Our next LDV Vision Summit on May 24 & 25 in NYC will included over 80 international speakers with the purpose of exploring, understanding, and shaping the future of imaging and video in human communication. We will showcase the best startups and computer vision experts who compete in one of the following two competitions.
There is a traditional startup competition for any startup working with photos and videos who have raised less than $1.5M in funding.
There are also the exciting Entrepreneurial Computer Vision Challenges. This is the first competition ever to combine computer vision research challenges along with aspects of a traditional hackathon with APIs and SDKs. We are calling it the #LDVvisionHack, and competitors have two months to create solutions that impress their colleagues, companies that are recruiting, investors, and the judges. We hope that all levels of computer vision experts and enthusiasts will decide to compete. All finalists will receive remote and in-person coaching by Evan Nisselson, Serge Belongie, Jan Erik Solem, Rebecca Paoletti, Andy Parsons, and others.
LDV Vision Summit Judges 2016:
LDV Vision Summit Judges 2015:
Peter Welinder, Dropbox, Engineer. Sold Anchovi Labs > Dropbox

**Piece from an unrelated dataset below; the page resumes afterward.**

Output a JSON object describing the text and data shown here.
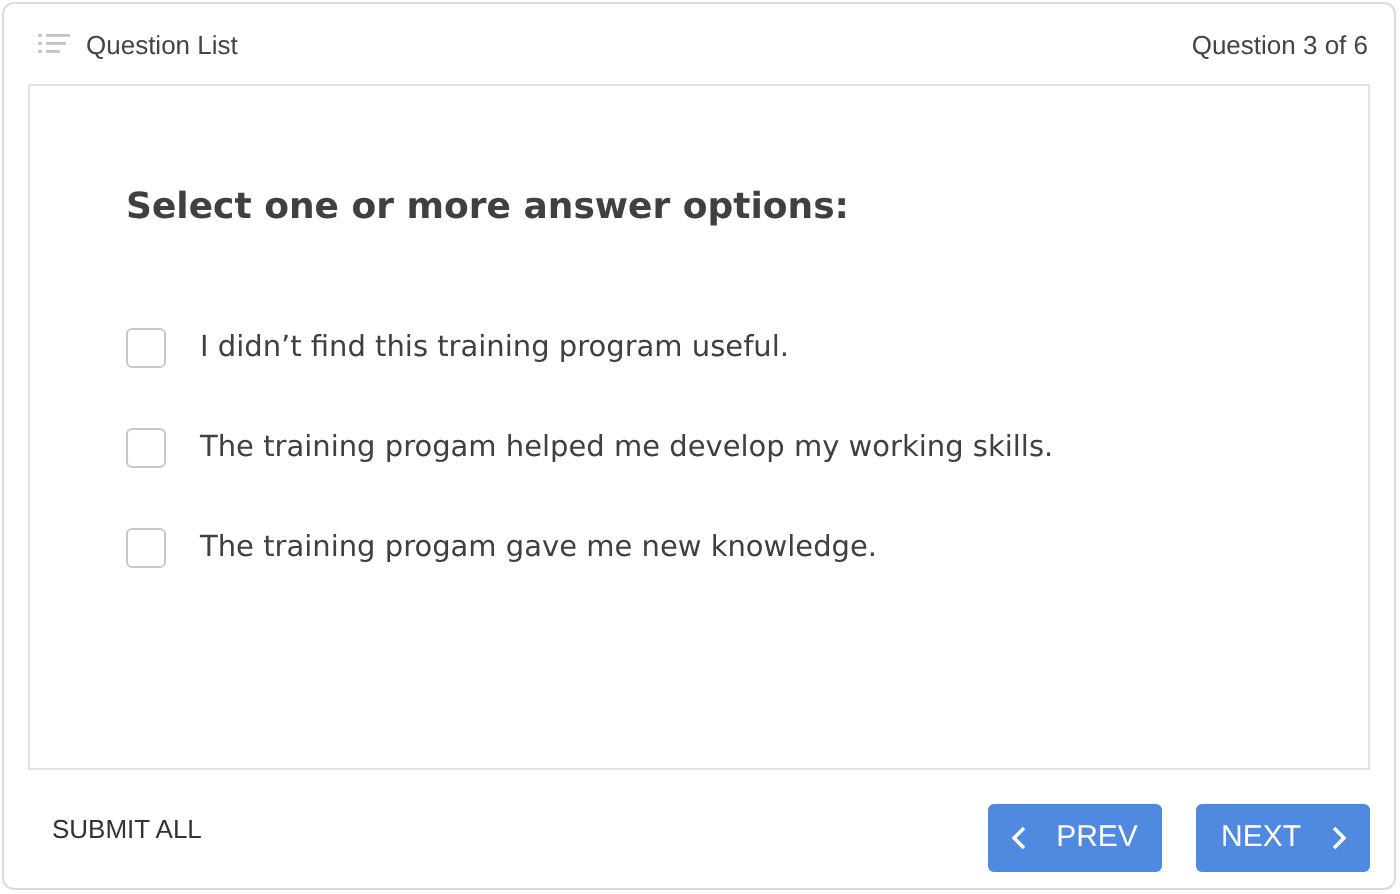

We look forward to seeing you compete in the competitions and join us at the next LDV Vision Summit! The deadline to enter the competitions is April 11, 2016.